From waste to wash

Ecostore launches New Zealand's first 100 percent ocean waste plastic bottle

Ecostore has partnered with global ocean waste plastic supplier Pack Tech to create 20,000 limited edition hand washes that are made completely from plastic waste collected from the ocean – the equivalent of half a tonne being salvaged from the sea. The company says it is part of its commitment to help raise awareness around plastic pollution in our seas, while also being part of the solution. Designed to be refillable, the bottles feature one of three artworks of the ocean by New Zealand artist Tomas Cottle.

Manage your bloody waste

Businesses in our ‘clean green Aotearoa’ are becoming more responsible for the waste they emit as much as consumers are. From the new movement of the conscious individual came a need for our businesses to cater to that. Yet reducing waste and becoming more environmentally conscious is not an easy task for already solid businesses. Here, five industry experts give their insights and advice on how businesses can pivot towards a more sustainable outlook.

Waste not want not

You’ve heard the statistics on waste, there will be more plastic than fish in our ocean by 2050, meanwhile our world is running out of space for landfills, especially in Japan and Europe. Waste is everywhere, it’s bursting out of our cupboards and spilling onto the floor. It’s anathema to almost every industry, significant in our households, our food and beverage, agricultural, retail, and film communities. However, some people have responded, our government has phased out single use plastic bags in supermarkets, and businesses have begun to turn trash into beautiful, commercially viable, products. To keep the innovation happening, we shed light on a few local businesses who have relieved New Zealand’s festering waste crisis.

Elevator Pitch, brought to you by Flick

As part of our Elevator Pitch series in partnership with Flick, we gave Daryl Briggs a little longer than an elevator ride to pitch Aquafortus, which removes water from waste. 

Disposable debate

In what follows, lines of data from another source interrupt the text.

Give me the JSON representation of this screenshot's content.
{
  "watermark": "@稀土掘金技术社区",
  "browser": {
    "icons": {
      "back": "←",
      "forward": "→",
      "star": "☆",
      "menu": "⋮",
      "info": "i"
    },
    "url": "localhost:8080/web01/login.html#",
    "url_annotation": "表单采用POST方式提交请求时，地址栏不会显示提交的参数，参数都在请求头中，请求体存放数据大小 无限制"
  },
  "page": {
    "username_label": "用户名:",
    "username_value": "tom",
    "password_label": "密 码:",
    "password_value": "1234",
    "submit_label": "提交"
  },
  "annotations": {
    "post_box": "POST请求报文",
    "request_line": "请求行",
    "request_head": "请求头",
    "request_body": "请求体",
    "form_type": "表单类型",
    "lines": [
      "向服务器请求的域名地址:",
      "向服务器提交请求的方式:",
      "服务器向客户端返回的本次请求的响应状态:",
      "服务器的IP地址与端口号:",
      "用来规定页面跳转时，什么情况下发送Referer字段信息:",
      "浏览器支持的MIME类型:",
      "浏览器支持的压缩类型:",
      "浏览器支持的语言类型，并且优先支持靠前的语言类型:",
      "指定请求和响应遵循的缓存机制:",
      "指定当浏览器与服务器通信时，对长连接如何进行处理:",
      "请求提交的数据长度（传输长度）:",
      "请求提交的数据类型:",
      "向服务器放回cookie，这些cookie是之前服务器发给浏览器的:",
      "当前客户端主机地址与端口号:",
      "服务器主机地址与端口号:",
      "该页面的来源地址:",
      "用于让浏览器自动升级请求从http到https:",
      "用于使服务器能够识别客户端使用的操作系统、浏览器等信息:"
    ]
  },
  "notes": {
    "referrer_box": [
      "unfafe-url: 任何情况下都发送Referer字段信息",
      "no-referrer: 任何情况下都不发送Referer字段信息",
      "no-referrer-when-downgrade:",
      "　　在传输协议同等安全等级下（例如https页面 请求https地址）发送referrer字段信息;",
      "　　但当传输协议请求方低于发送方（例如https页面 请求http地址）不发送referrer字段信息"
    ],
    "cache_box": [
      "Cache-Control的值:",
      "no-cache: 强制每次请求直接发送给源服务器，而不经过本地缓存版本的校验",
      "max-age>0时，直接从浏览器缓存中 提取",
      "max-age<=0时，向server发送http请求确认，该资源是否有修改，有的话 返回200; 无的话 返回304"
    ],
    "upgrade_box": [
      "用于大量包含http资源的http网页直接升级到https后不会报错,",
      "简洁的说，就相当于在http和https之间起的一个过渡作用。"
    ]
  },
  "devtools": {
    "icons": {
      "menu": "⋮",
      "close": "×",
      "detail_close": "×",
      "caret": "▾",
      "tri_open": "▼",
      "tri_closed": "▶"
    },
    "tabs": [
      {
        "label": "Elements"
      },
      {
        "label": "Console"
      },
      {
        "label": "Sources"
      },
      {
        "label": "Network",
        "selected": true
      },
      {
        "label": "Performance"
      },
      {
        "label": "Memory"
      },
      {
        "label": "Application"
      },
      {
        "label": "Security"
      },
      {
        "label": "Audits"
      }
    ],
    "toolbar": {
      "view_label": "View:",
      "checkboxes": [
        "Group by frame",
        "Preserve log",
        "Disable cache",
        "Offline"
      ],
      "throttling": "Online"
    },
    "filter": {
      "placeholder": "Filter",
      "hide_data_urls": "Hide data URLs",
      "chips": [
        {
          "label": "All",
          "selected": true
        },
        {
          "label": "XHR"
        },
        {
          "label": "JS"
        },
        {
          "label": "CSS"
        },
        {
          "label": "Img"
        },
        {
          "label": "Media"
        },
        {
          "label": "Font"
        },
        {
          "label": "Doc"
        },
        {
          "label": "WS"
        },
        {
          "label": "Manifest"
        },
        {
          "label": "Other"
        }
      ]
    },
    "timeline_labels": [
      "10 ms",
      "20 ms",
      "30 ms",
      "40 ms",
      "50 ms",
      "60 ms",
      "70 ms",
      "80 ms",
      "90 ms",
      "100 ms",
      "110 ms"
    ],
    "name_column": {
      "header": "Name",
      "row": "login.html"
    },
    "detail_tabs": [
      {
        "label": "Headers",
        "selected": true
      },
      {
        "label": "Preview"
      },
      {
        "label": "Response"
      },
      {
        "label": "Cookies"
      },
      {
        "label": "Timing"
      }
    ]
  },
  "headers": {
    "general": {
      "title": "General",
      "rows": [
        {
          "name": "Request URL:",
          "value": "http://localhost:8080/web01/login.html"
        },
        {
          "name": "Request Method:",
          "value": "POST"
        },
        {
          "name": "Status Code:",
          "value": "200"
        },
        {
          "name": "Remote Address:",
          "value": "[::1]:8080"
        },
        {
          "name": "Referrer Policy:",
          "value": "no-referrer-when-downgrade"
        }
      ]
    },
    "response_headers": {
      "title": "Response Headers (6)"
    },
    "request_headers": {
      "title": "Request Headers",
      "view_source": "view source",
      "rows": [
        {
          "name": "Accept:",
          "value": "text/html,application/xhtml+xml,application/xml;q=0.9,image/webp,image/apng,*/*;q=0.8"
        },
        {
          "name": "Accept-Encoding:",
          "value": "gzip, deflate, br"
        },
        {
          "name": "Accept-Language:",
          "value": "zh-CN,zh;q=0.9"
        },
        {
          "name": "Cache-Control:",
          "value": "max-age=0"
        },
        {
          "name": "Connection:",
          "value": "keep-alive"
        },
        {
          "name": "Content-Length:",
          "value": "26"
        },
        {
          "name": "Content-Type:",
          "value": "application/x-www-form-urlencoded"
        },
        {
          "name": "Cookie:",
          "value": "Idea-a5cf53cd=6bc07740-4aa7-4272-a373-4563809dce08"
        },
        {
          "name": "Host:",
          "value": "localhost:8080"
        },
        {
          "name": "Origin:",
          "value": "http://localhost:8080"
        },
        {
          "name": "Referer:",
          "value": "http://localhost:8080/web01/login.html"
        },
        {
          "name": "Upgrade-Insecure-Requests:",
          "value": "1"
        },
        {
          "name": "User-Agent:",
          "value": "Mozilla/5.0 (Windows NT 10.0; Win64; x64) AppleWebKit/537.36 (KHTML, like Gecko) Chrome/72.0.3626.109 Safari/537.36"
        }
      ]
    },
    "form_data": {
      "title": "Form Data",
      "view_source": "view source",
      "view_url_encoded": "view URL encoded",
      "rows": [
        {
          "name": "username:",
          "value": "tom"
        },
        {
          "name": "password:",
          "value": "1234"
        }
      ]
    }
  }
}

It’s 2018, and we’re still having a global debate about single-use, disposable items such as coffee cups, plastic straws, cheap wooden chopsticks, and more. Here in the Land of the Long White Cloud, the issue of what to do with disposable coffee cups – and how to get rid of them without polluting the planet – is burning as hot as ever.